Dr. Murdock Head, who went to prison last year for conspiring to bribe two influential Democratic congressmen on behalf of his Airlie Foundation, has kept a low profile at Airlie's secluded conference center in Northern Virginia since being paroled in January.
"He's very, very low-key out there," says Arlington lawyer Frank W. Dunham Jr., who defended Head during two criminal conspiracy trials, in 1979 and 1981, in federal court in Alexandria. Head's first conviction was overturned by an appeals court.
Federal prosecutors charged that Head conspired in the mid-1970s to bribe then-congressmen Daniel Flood (D-Pa.) and Otto Passman (D-La.) in order to assure a steady flow of government grants to Airlie. Head served 10 1/2 months of a 4 1/2-year sentence at a federal prison camp in Alabama after the Supreme Court last year refused to review his conviction.
Today, Head's home is the spacious, wooded grounds of Airlie near Warrenton, about 40 miles west of Washington. Head, 60, is currently performing court-ordered community service as part of a four-year term of supervised probation. He no longer serves as Airlie's chief executive.
Head declined to be interviewed, but Dunham said the community service involves work with health-related agencies in Fauquier County, where Airlie is located. Head holds degrees in medicine, dentistry and law.

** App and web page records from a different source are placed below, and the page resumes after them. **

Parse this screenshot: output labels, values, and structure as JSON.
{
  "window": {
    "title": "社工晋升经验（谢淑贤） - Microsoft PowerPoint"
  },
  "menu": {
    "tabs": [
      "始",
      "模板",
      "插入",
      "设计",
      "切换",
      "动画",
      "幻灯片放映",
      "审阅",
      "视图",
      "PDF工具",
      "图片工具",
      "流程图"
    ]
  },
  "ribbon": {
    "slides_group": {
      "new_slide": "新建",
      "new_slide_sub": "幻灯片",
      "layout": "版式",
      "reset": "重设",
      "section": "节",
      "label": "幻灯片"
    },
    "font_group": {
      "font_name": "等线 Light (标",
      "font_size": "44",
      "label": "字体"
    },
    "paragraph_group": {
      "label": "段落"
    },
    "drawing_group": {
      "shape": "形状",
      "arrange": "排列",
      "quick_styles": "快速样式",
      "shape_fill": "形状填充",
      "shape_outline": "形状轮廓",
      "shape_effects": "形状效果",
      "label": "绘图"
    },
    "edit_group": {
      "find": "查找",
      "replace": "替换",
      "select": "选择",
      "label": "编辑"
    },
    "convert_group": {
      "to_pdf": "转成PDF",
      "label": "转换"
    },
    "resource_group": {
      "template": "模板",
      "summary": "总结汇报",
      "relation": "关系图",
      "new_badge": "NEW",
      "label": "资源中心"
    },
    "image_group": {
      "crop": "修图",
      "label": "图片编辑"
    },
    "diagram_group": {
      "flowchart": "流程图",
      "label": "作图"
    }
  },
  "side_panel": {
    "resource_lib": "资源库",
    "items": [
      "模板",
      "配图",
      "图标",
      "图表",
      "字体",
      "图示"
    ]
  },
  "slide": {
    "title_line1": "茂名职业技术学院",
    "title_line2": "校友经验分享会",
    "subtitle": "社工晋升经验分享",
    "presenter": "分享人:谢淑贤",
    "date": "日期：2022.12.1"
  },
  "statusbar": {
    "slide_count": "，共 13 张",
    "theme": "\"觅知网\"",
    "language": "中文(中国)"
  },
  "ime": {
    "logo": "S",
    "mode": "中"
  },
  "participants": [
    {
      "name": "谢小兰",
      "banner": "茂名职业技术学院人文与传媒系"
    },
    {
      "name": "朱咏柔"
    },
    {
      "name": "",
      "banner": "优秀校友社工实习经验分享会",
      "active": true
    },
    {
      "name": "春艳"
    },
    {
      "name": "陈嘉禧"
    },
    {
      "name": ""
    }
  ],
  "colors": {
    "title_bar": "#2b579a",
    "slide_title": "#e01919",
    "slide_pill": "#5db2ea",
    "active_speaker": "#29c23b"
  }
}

Virginia authorities revoked Head's medical license in 1979, after his first trial. When Head successfully appealed his conviction, his license was restored. Following his second conviction, however, his license was revoked again. His request for reinstatement was denied in July.
U.S. District Judge Oren R. Lewis, who presided over both trials, died in June of last year while Head was in prison.